By Timothy Hinkhouse
From PHN Issue 38, Fall 2018
Don’t you just hate it when your day hits a brick wall because you feel a blinding migraine coming on? Some people, it practically debilitates them and leaves them curled up in the fetal position in a dark room on their bed with a cool wet cloth on their forehead while wishing for any immediate relief.
When you feel the pain of a migraine coming on, it’s a good idea to get well hydrated. If you have on call medicines that can help relieve your pain, such as beta blockers, then ask your officer to call down to medical and get those ASAP.
Over the years of being in prison, I have seen people going to great lengths when trying to get treatment for a migraine headache, whether it is self-medication, court litigation or being treated by a prison doctor. The first hurdle when you go through the medical department is a nurse. Some think they are qualified to diagnose your illnesses — which is only true if they are a nurse practitioner, not a regular RN. You can look up your state’s board of nursing rules in the law library to see what their limitations are within the scope of their license(s).

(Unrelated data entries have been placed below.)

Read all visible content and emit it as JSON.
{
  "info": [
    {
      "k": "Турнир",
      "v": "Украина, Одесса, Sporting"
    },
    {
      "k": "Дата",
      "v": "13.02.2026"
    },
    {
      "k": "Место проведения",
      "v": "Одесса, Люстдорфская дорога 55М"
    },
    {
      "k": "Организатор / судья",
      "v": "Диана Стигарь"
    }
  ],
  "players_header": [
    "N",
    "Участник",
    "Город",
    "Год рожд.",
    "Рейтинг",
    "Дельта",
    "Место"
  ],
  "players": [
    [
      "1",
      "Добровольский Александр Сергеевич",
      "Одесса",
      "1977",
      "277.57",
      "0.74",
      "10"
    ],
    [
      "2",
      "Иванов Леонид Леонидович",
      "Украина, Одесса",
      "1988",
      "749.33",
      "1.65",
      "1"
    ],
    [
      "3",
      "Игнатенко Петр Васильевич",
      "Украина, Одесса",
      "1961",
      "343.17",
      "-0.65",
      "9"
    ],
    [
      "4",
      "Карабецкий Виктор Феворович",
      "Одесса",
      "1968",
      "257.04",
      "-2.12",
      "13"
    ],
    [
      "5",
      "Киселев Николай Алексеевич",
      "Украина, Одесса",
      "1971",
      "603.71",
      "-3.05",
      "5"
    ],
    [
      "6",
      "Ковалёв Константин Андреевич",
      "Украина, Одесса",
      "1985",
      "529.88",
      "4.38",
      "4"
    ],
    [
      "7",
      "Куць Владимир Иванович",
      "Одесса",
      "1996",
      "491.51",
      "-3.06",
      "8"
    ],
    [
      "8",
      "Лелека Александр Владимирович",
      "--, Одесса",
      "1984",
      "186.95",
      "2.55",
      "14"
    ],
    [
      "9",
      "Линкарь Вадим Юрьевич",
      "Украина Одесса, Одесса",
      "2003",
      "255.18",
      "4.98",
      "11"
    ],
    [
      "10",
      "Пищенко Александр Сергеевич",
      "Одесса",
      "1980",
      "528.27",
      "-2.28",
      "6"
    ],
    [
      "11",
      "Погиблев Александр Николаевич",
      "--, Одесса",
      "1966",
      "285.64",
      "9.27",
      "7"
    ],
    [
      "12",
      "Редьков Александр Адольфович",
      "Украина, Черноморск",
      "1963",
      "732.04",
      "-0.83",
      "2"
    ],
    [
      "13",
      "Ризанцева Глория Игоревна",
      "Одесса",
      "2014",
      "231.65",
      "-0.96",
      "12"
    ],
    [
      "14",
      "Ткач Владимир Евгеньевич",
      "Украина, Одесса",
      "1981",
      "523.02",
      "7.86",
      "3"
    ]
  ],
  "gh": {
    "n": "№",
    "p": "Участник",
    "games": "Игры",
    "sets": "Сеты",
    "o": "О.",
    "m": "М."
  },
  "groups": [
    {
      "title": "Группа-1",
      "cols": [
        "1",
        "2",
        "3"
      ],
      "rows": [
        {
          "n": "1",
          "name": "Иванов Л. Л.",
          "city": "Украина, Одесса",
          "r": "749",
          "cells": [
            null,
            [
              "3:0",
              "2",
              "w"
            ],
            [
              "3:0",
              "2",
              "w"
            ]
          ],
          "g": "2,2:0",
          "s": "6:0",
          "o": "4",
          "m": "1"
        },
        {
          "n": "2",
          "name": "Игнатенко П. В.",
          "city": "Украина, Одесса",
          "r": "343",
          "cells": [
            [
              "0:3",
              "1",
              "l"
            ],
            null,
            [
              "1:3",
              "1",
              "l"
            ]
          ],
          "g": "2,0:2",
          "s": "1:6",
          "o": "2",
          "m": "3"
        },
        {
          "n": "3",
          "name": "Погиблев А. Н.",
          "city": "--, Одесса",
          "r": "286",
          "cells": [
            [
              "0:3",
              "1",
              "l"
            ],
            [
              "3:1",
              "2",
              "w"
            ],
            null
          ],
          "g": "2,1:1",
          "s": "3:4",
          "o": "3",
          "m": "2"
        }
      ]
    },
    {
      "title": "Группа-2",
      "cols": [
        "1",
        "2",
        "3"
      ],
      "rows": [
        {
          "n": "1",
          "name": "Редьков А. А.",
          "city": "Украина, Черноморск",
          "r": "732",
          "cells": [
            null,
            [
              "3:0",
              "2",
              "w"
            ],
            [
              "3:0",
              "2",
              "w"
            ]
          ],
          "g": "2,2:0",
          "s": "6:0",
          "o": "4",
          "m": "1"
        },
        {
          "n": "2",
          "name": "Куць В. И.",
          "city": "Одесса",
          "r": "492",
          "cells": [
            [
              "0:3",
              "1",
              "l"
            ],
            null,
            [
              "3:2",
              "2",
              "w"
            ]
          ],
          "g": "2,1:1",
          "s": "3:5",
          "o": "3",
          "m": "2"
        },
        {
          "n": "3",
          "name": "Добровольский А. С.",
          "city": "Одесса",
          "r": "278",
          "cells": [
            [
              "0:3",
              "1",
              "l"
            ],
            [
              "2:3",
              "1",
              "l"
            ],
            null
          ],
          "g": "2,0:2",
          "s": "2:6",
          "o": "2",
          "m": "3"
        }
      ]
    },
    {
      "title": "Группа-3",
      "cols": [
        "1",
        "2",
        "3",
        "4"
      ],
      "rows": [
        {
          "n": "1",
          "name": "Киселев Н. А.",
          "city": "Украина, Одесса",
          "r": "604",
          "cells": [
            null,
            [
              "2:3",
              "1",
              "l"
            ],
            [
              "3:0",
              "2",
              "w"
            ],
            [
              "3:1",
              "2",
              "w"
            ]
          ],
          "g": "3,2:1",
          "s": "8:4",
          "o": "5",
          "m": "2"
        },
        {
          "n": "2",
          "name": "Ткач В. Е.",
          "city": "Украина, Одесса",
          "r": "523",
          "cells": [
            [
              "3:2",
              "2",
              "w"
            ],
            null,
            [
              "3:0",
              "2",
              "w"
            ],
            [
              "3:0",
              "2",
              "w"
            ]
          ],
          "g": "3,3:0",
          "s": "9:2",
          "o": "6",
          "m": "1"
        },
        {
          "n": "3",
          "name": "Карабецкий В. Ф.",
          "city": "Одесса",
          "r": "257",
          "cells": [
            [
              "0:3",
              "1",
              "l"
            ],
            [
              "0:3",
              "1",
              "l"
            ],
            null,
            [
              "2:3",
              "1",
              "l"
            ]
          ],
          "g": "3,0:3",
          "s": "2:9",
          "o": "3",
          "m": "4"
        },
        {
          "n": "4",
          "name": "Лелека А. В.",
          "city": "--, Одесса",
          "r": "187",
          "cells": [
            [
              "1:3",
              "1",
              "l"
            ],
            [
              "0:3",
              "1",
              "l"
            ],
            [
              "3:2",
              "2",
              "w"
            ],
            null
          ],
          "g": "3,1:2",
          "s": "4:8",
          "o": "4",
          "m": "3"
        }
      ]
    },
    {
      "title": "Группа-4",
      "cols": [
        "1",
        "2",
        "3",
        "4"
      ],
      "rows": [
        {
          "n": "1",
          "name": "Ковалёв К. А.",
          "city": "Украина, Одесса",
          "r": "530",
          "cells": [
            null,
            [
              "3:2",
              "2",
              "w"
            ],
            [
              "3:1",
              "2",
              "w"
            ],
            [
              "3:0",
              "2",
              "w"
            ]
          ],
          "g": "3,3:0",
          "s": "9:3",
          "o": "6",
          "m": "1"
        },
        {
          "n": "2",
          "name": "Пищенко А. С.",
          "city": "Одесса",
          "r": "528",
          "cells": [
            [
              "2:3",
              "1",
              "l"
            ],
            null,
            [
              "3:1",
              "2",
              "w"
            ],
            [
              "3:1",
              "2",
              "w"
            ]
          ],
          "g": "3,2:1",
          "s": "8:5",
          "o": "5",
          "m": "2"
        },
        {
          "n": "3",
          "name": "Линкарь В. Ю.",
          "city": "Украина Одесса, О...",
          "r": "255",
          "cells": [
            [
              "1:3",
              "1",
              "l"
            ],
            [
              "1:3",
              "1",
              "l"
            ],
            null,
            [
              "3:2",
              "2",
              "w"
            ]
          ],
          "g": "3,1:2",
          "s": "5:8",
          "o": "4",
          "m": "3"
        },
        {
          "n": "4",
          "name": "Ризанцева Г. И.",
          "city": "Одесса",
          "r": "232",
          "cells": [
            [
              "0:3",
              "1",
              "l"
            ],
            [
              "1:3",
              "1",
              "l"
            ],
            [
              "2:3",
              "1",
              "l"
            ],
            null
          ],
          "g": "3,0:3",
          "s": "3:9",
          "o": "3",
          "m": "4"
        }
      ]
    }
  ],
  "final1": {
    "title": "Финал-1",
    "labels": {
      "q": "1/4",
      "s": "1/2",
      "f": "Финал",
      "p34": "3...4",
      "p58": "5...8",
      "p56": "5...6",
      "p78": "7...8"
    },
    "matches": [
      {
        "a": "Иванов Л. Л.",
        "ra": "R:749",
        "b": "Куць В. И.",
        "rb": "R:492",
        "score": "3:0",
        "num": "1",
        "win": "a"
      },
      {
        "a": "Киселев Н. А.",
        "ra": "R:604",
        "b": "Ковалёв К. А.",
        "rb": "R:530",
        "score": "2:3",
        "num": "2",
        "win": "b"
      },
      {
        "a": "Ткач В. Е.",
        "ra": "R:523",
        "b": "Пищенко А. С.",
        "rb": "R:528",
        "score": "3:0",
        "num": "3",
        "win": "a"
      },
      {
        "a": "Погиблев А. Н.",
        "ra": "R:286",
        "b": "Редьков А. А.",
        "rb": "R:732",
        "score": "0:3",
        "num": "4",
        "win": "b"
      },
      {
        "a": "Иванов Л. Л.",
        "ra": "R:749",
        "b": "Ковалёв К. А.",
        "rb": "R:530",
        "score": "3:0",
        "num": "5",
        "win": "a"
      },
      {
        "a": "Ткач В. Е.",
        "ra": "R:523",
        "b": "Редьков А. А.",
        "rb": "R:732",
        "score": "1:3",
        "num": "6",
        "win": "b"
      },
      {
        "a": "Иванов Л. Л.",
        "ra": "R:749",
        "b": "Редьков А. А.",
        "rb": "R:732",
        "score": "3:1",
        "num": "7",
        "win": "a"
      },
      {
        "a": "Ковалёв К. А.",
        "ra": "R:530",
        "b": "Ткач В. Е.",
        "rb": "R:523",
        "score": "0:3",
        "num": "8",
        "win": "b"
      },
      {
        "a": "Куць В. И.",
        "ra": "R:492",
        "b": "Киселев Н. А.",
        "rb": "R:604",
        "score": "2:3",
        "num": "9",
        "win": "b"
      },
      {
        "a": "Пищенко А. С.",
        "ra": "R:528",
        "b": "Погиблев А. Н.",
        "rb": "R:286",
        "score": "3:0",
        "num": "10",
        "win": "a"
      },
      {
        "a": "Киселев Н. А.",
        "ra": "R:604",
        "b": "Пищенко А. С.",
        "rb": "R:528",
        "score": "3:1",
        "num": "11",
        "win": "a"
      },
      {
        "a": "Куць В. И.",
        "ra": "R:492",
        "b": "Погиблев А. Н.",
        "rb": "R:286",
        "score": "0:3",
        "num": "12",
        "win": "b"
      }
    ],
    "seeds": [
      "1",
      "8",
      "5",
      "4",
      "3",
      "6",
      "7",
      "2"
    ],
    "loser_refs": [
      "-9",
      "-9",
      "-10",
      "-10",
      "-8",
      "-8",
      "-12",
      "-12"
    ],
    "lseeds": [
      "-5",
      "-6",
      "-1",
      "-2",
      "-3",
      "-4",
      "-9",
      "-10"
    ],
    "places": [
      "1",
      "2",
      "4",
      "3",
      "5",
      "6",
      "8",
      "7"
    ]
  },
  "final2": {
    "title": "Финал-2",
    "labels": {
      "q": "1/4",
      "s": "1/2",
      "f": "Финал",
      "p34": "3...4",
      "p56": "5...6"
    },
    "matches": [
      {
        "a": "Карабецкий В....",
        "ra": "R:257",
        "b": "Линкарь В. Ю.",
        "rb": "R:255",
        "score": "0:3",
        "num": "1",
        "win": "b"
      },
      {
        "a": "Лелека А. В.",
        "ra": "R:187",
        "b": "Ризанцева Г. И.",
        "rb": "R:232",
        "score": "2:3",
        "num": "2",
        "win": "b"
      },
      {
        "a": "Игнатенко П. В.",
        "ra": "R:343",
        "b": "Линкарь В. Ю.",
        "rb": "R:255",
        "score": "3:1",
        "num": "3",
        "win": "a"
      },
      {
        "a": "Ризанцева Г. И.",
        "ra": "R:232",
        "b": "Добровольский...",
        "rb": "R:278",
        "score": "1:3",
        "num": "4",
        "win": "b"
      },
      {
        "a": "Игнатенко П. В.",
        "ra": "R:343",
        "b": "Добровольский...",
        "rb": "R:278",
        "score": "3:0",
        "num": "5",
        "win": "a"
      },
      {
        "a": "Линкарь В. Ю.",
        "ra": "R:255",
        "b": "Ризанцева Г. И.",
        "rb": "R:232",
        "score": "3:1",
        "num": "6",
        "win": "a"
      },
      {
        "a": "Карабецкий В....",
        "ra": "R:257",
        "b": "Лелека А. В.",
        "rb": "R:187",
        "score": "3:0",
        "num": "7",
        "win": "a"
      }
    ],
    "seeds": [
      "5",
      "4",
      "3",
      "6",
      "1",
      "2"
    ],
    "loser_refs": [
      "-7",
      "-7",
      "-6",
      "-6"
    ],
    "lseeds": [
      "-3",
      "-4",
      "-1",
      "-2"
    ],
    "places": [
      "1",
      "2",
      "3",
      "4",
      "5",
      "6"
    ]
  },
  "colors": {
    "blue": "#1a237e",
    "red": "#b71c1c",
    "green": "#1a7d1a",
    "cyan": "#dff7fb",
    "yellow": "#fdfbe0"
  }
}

Anyone reading this in prison knows that the food is usually the source of our nausea, the feeling of sickness in our stomach either immediately after we eat or sometime later on. Depending on how sensitive your stomach is, there can be an urge to vomit as well. Believe it or not, nausea can also be alerting you to something else that is wrong and needs to be addressed. It’s a good idea to seek medical attention if the nausea lasts more than two days, you’re dehydrated, or an injury or infection is causing vomiting.
The following can help ease nausea:
- Ginger ale
- Plain crackers
- Apple sauce
If you are vomiting, try to drink gatorade to put back the valuable electrolytes that your body has lost. Otherwise, try drinking small sips of water, which will aid in rehydration too.
Now that I am getting older, I find myself dealing with sore joints. My mantra each day is, “Getting old sucks!” My cellie, who is 15 years older than me, always asks, “What are you going to say when you are my age?” I tell him, “Being old sucks!” — and then we both laugh. As we age, things tend to hurt more, and we notice them more often. There isn’t a whole lot we can do to cure that, but there are in-cell treatments that we can do.
Resting gives our bodies a chance to repair themselves, and I love taking naps. We can take ibuprofen, but be careful… Too much isn’t good for the liver. Another way to treat joint pain is by wearing a compression garment such as those for arthritis. An Ace bandage can help if there is swelling. A brace can protect your joint. We can also use a hot pack by using hot water on a towel, then putting it into a plastic bag and applying it to the affected area. Same goes with a cold pack, if you can get some ice and use that or a cold towel. It’s best to put some cloth between you and the ice to protect your skin. One thing I do that works for me is some light stretching. I don’t do yoga, but I have talked with folks who swear by it and seem to have less overall pain.
Chronic back pain can have various causes. I was someone who suffered from back pain, and then I spoke with a guy who got me into lifting weights, which has strengthened my core. Ever since I have been exercising, my back doesn’t hurt like it used to. I would encourage those of you reading this to look into doing some core exercises to strengthen your back. This could make your life a little better.
The last suggestion I will make for those of you suffering from chronic back pain: Try to get your body weight down to a normal range for your height by walking, doing some light exercise, watching what you eat and taking good care of yourself. Carrying around extra weight can put more stress on your joints and also cause lower back pain.
One last thing to think about… If you have support from friends and family on the outside and you can’t get anything done to improve your situation on the inside, you can ask them to call the institution and start asking questions on your behalf. If you don’t have outside support, then you can write the following people to let them know what is going on:
Manager of Accreditation Services
National Commission on Correctional Health Care
1145 W. Diversey Parkway
Chicago, Illinois 60614-1318